In today’s episode of “creative and soul-crushing ways the anti-choice movement is trying to undercut access to abortion,” Alabama Governor Robert Bentley in May signed into law a ban on abortion clinics within 2,000 feet of K-8 schools and another law banning second-trimester abortions. The K-8 law essentially says there exists a real danger of third graders, just trying to learn mixed fractions, trying to access abortion; that the existence of abortion clinics near children will magically, retroactively result in their being aborted; or that a woman making a choice about her body is such an inherently wicked, pernicious thing that you’d better hide your wives and hide your kids.
So, yeah, if you were wondering how absolutely unnecessary and low TRAP (Targeted Regulation of Abortion Providers) laws are, this should answer your question.
The law was scheduled to take effect on Aug. 1, but U.S. District Judge Myron Thompson in July issued a restraining order that blocked enforcement of the law until after he heard testimonies in an October hearing for the law, potentially putting it into effect later this month. So, on a positive note, these laws are currently being looked at by a federal judge, and it’s entirely likely (considering how unreasonable they are) that they could be thrown out.
But for the time being, these laws are concerning for a lot of reasons. For starters, the ban on clinics near public K-8 schools would affect two known clinics offering the procedure: Alabama Women’s Center for Reproductive Alternatives in Huntsville, located down the street from a K-8 magnet school, and a Tuscaloosa women’s clinic, also near a school.
Data from the Alabama Department of Public Health indicates these the two clinics performed 5,833 abortions in 2014 alone, which is 72 percent of all abortions performed in the state that year. You read that right: Closing these two clinics could potentially require roughly 72 percent of women seeking abortions to have to travel miles across the state to access the procedure.
Alabama lawmakers who have supported the bill have called surgical abortion “barbaric” and even compared it to medieval punishment.

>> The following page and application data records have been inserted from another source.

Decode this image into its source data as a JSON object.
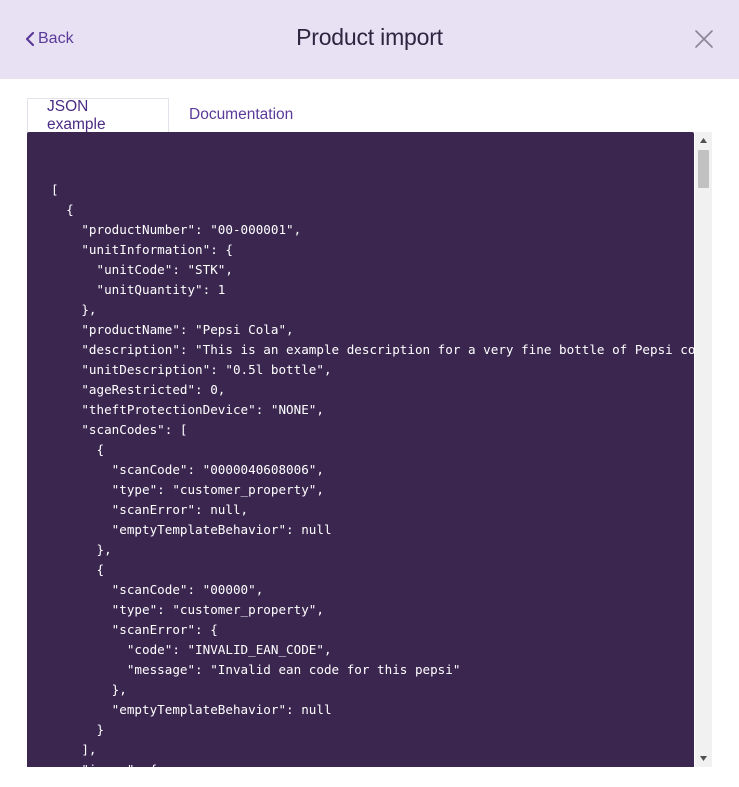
{
  "header": {
    "back_label": "Back",
    "title": "Product import"
  },
  "tabs": [
    {
      "label": "JSON example",
      "active": true
    },
    {
      "label": "Documentation",
      "active": false
    }
  ],
  "code": {
    "lines": [
      "[",
      "  {",
      "    \"productNumber\": \"00-000001\",",
      "    \"unitInformation\": {",
      "      \"unitCode\": \"STK\",",
      "      \"unitQuantity\": 1",
      "    },",
      "    \"productName\": \"Pepsi Cola\",",
      "    \"description\": \"This is an example description for a very fine bottle of Pepsi cola\",",
      "    \"unitDescription\": \"0.5l bottle\",",
      "    \"ageRestricted\": 0,",
      "    \"theftProtectionDevice\": \"NONE\",",
      "    \"scanCodes\": [",
      "      {",
      "        \"scanCode\": \"0000040608006\",",
      "        \"type\": \"customer_property\",",
      "        \"scanError\": null,",
      "        \"emptyTemplateBehavior\": null",
      "      },",
      "      {",
      "        \"scanCode\": \"00000\",",
      "        \"type\": \"customer_property\",",
      "        \"scanError\": {",
      "          \"code\": \"INVALID_EAN_CODE\",",
      "          \"message\": \"Invalid ean code for this pepsi\"",
      "        },",
      "        \"emptyTemplateBehavior\": null",
      "      }",
      "    ],",
      "    \"image\": {"
    ]
  },
  "colors": {
    "header_bg": "#e8e0f3",
    "accent": "#5b3b9a",
    "code_bg": "#3b2650"
  },
  "icons": {
    "back": "chevron-left-icon",
    "close": "close-icon"
  }
}
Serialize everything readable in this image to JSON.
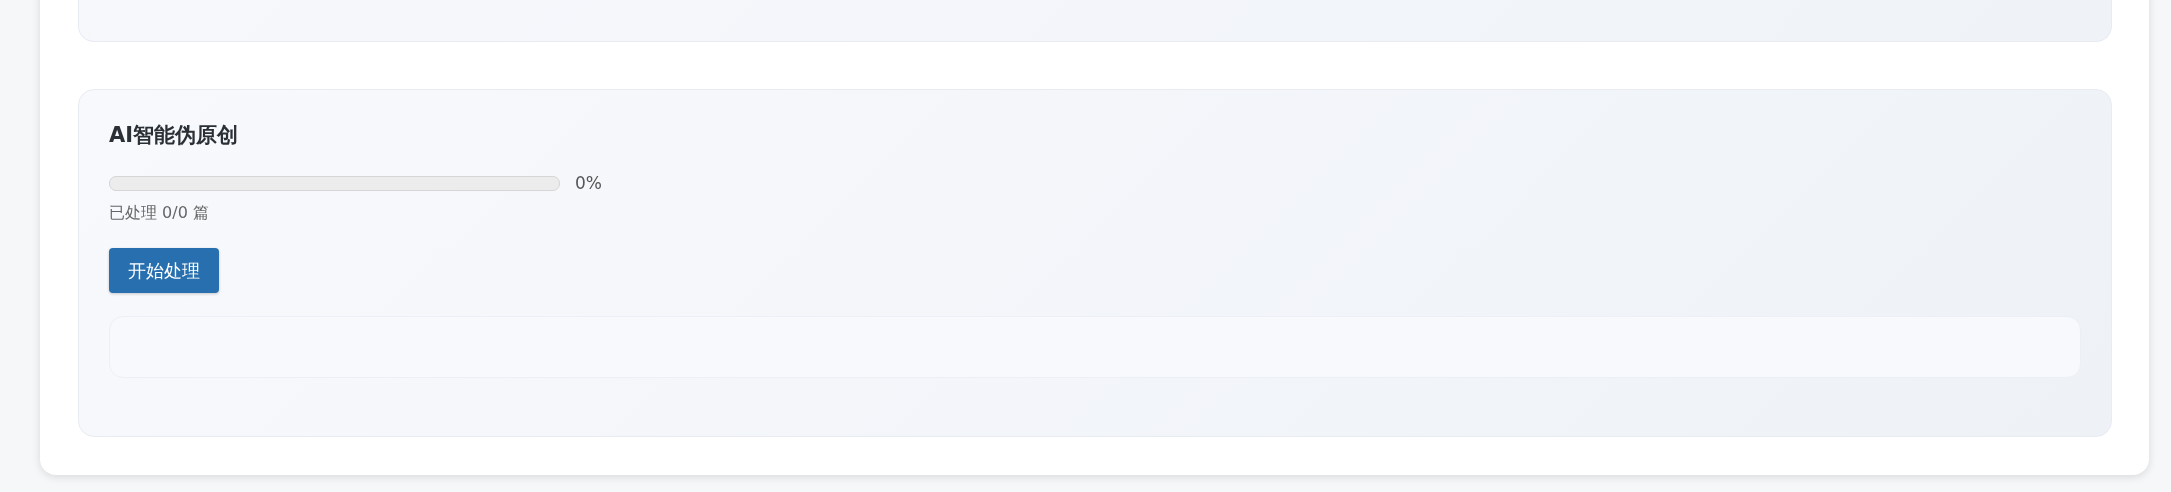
{
  "card": {
    "title": "AI智能伪原创",
    "progress": {
      "level": 0,
      "reading": "0%"
    },
    "status": "已处理 0/0 篇",
    "button": {
      "label": "开始处理"
    }
  }
}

It is literally a vehicle through which women are able to control their bodies and destinies, and through this Alabama law, abortion is being equated with the murder of children to the point that state lawmakers see the need to hide children from the slightest chance of being exposed to it.

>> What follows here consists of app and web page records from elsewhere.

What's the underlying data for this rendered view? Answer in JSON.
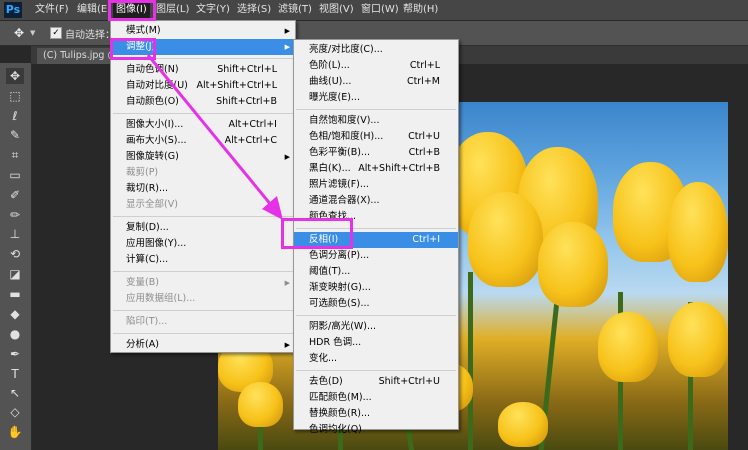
{
  "app": {
    "logo": "Ps"
  },
  "menubar": [
    {
      "label": "文件(F)"
    },
    {
      "label": "编辑(E)"
    },
    {
      "label": "图像(I)",
      "active": true
    },
    {
      "label": "图层(L)"
    },
    {
      "label": "文字(Y)"
    },
    {
      "label": "选择(S)"
    },
    {
      "label": "滤镜(T)"
    },
    {
      "label": "视图(V)"
    },
    {
      "label": "窗口(W)"
    },
    {
      "label": "帮助(H)"
    }
  ],
  "options_bar": {
    "move_icon": "move-icon",
    "auto_select_label": "自动选择："
  },
  "document": {
    "tab_label": "(C) Tulips.jpg @ 6"
  },
  "tools": [
    "move-tool-icon",
    "marquee-tool-icon",
    "lasso-tool-icon",
    "quick-select-icon",
    "crop-tool-icon",
    "eyedropper-icon",
    "healing-brush-icon",
    "brush-tool-icon",
    "stamp-tool-icon",
    "history-brush-icon",
    "eraser-tool-icon",
    "gradient-tool-icon",
    "blur-tool-icon",
    "dodge-tool-icon",
    "pen-tool-icon",
    "type-tool-icon",
    "path-select-icon",
    "shape-tool-icon",
    "hand-tool-icon"
  ],
  "image_menu": {
    "items": [
      {
        "label": "模式(M)",
        "shortcut": "",
        "submenu": true,
        "enabled": true
      },
      {
        "label": "调整(J)",
        "shortcut": "",
        "submenu": true,
        "enabled": true,
        "highlighted": true
      },
      {
        "separator": true
      },
      {
        "label": "自动色调(N)",
        "shortcut": "Shift+Ctrl+L",
        "enabled": true
      },
      {
        "label": "自动对比度(U)",
        "shortcut": "Alt+Shift+Ctrl+L",
        "enabled": true
      },
      {
        "label": "自动颜色(O)",
        "shortcut": "Shift+Ctrl+B",
        "enabled": true
      },
      {
        "separator": true
      },
      {
        "label": "图像大小(I)...",
        "shortcut": "Alt+Ctrl+I",
        "enabled": true
      },
      {
        "label": "画布大小(S)...",
        "shortcut": "Alt+Ctrl+C",
        "enabled": true
      },
      {
        "label": "图像旋转(G)",
        "shortcut": "",
        "submenu": true,
        "enabled": true
      },
      {
        "label": "裁剪(P)",
        "shortcut": "",
        "enabled": false
      },
      {
        "label": "裁切(R)...",
        "shortcut": "",
        "enabled": true
      },
      {
        "label": "显示全部(V)",
        "shortcut": "",
        "enabled": false
      },
      {
        "separator": true
      },
      {
        "label": "复制(D)...",
        "shortcut": "",
        "enabled": true
      },
      {
        "label": "应用图像(Y)...",
        "shortcut": "",
        "enabled": true
      },
      {
        "label": "计算(C)...",
        "shortcut": "",
        "enabled": true
      },
      {
        "separator": true
      },
      {
        "label": "变量(B)",
        "shortcut": "",
        "submenu": true,
        "enabled": false
      },
      {
        "label": "应用数据组(L)...",
        "shortcut": "",
        "enabled": false
      },
      {
        "separator": true
      },
      {
        "label": "陷印(T)...",
        "shortcut": "",
        "enabled": false
      },
      {
        "separator": true
      },
      {
        "label": "分析(A)",
        "shortcut": "",
        "submenu": true,
        "enabled": true
      }
    ]
  },
  "adjust_menu": {
    "items": [
      {
        "label": "亮度/对比度(C)...",
        "shortcut": ""
      },
      {
        "label": "色阶(L)...",
        "shortcut": "Ctrl+L"
      },
      {
        "label": "曲线(U)...",
        "shortcut": "Ctrl+M"
      },
      {
        "label": "曝光度(E)...",
        "shortcut": ""
      },
      {
        "separator": true
      },
      {
        "label": "自然饱和度(V)...",
        "shortcut": ""
      },
      {
        "label": "色相/饱和度(H)...",
        "shortcut": "Ctrl+U"
      },
      {
        "label": "色彩平衡(B)...",
        "shortcut": "Ctrl+B"
      },
      {
        "label": "黑白(K)...",
        "shortcut": "Alt+Shift+Ctrl+B"
      },
      {
        "label": "照片滤镜(F)...",
        "shortcut": ""
      },
      {
        "label": "通道混合器(X)...",
        "shortcut": ""
      },
      {
        "label": "颜色查找...",
        "shortcut": ""
      },
      {
        "separator": true
      },
      {
        "label": "反相(I)",
        "shortcut": "Ctrl+I",
        "highlighted": true
      },
      {
        "label": "色调分离(P)...",
        "shortcut": ""
      },
      {
        "label": "阈值(T)...",
        "shortcut": ""
      },
      {
        "label": "渐变映射(G)...",
        "shortcut": ""
      },
      {
        "label": "可选颜色(S)...",
        "shortcut": ""
      },
      {
        "separator": true
      },
      {
        "label": "阴影/高光(W)...",
        "shortcut": ""
      },
      {
        "label": "HDR 色调...",
        "shortcut": ""
      },
      {
        "label": "变化...",
        "shortcut": ""
      },
      {
        "separator": true
      },
      {
        "label": "去色(D)",
        "shortcut": "Shift+Ctrl+U"
      },
      {
        "label": "匹配颜色(M)...",
        "shortcut": ""
      },
      {
        "label": "替换颜色(R)...",
        "shortcut": ""
      },
      {
        "label": "色调均化(Q)",
        "shortcut": ""
      }
    ]
  },
  "annotation_color": "#e632e6",
  "highlight_color": "#3a8ee6"
}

But frankly, at the end of the day, even abortion foes recognize the only danger to abortion is the stigma surrounding it. Alabama lawmakers have previously argued the primary goal of not allowing clinics offering abortions to exist near schools is to protect children from graphic, threatening anti-abortion protests which these clinics are often subjected to. I wouldn’t wish exposure to these disturbing, propaganda-fueled demonstrations on anyone, let alone innocent children, but why should abortion clinics — and by extension, women — be the ones punished for this?
If lawmakers actually wanted to address this issue and protect children, and didn’t just want to, oh, I don’t know, shut down as many clinics offering abortion as possible, laws to rein in these often out-of-hand, at times violent protests would make a lot more sense than laws to outright close clinics near schools. But at the end of the day, this law literally epitomizes the whole modern TRAP law movement: playing on wildly unnecessary concepts of safety to block access.

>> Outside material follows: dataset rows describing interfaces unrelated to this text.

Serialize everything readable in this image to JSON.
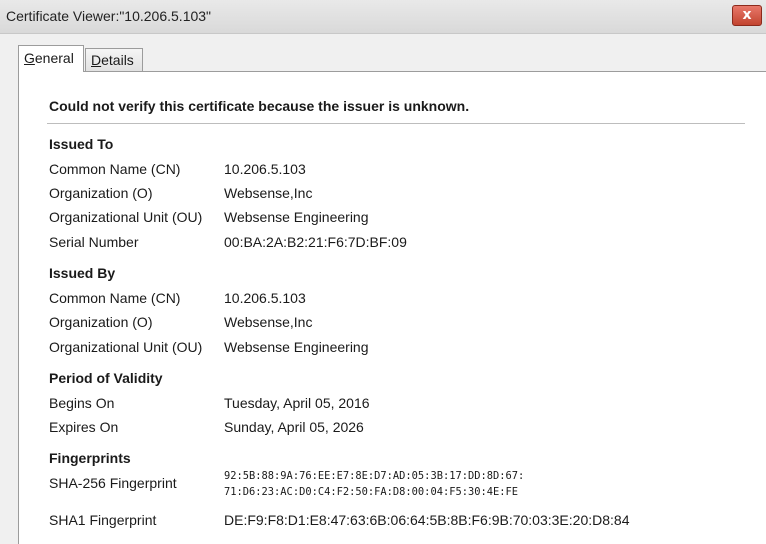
{
  "window": {
    "title": "Certificate Viewer:\"10.206.5.103\"",
    "close_label": "x"
  },
  "tabs": {
    "general_accel": "G",
    "general_rest": "eneral",
    "details_accel": "D",
    "details_rest": "etails"
  },
  "general": {
    "warning": "Could not verify this certificate because the issuer is unknown.",
    "issued_to": {
      "title": "Issued To",
      "cn_label": "Common Name (CN)",
      "cn_value": "10.206.5.103",
      "org_label": "Organization (O)",
      "org_value": "Websense,Inc",
      "ou_label": "Organizational Unit (OU)",
      "ou_value": "Websense Engineering",
      "serial_label": "Serial Number",
      "serial_value": "00:BA:2A:B2:21:F6:7D:BF:09"
    },
    "issued_by": {
      "title": "Issued By",
      "cn_label": "Common Name (CN)",
      "cn_value": "10.206.5.103",
      "org_label": "Organization (O)",
      "org_value": "Websense,Inc",
      "ou_label": "Organizational Unit (OU)",
      "ou_value": "Websense Engineering"
    },
    "validity": {
      "title": "Period of Validity",
      "begins_label": "Begins On",
      "begins_value": "Tuesday, April 05, 2016",
      "expires_label": "Expires On",
      "expires_value": "Sunday, April 05, 2026"
    },
    "fingerprints": {
      "title": "Fingerprints",
      "sha256_label": "SHA-256 Fingerprint",
      "sha256_line1": "92:5B:88:9A:76:EE:E7:8E:D7:AD:05:3B:17:DD:8D:67:",
      "sha256_line2": "71:D6:23:AC:D0:C4:F2:50:FA:D8:00:04:F5:30:4E:FE",
      "sha1_label": "SHA1 Fingerprint",
      "sha1_value": "DE:F9:F8:D1:E8:47:63:6B:06:64:5B:8B:F6:9B:70:03:3E:20:D8:84"
    }
  }
}
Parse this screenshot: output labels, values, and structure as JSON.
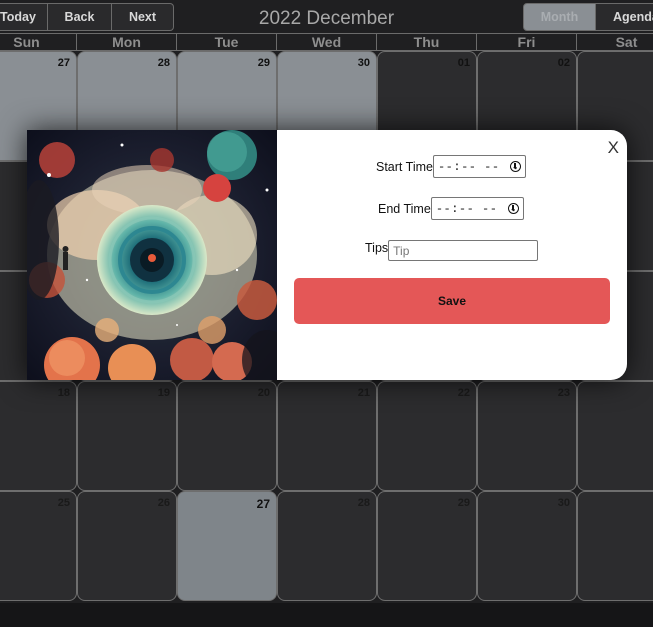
{
  "toolbar": {
    "today_label": "Today",
    "back_label": "Back",
    "next_label": "Next",
    "title": "2022 December",
    "month_label": "Month",
    "agenda_label": "Agenda"
  },
  "weekdays": [
    "Sun",
    "Mon",
    "Tue",
    "Wed",
    "Thu",
    "Fri",
    "Sat"
  ],
  "weeks": [
    [
      "27",
      "28",
      "29",
      "30",
      "01",
      "02",
      ""
    ],
    [
      "",
      "",
      "",
      "",
      "",
      "",
      ""
    ],
    [
      "",
      "",
      "",
      "",
      "",
      "",
      ""
    ],
    [
      "18",
      "19",
      "20",
      "21",
      "22",
      "23",
      ""
    ],
    [
      "25",
      "26",
      "27",
      "28",
      "29",
      "30",
      ""
    ]
  ],
  "modal": {
    "close_label": "X",
    "start_label": "Start Time",
    "start_value": "--:-- --",
    "end_label": "End Time",
    "end_value": "--:-- --",
    "tips_label": "Tips",
    "tip_placeholder": "Tip",
    "save_label": "Save"
  },
  "colors": {
    "background": "#1f1f21",
    "past_day": "#8a8f94",
    "save_button": "#e45757",
    "active_view": "#8a8f94"
  },
  "icons": [
    "clock-icon"
  ]
}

Maybe abortion, for all the unnecessary, annoying controversy that surrounds it, isn’t exactly an issue fourth graders need to be exposed to. But I don’t see how the peaceful existence of a women’s health clinic down the street from a school is going to hurt American youth any more than misrepresenting and unnecessarily demonizing is.
The other abortion-related law in Alabama that U.S. District Judge Thompson is considering prohibits second trimester dilation and evacuation (D&E) procedures. Dr. William Parker, a physician who provides second-trimester abortions in Alabama, submitted a statement to the court earlier this month claiming the law would prevent him from performing abortions at just 15 weeks of pregnancy. It’s worth noting Roe v. Wade doesn’t just offer women the right to have an abortion, but guarantees this right until the point of fetal viability (typically 22-25 weeks), which is up to qualified doctors, not politicians, to determine. According to Dr. Parker, the only alternative to D&E is to induce labor in a hospital, aka literally forcing women to give birth.
Ultimately, the mentality that abortion is murder and an enormous societal ill we need to protect not only the “unborn” but also living children from is the very mentality that leads to abortion providers and the women seeking them being subjected to violence and threats ranging from arson to shootings. If safety were really the concern here, the safety of women and abortion providers would matter to Alabama lawmakers, too.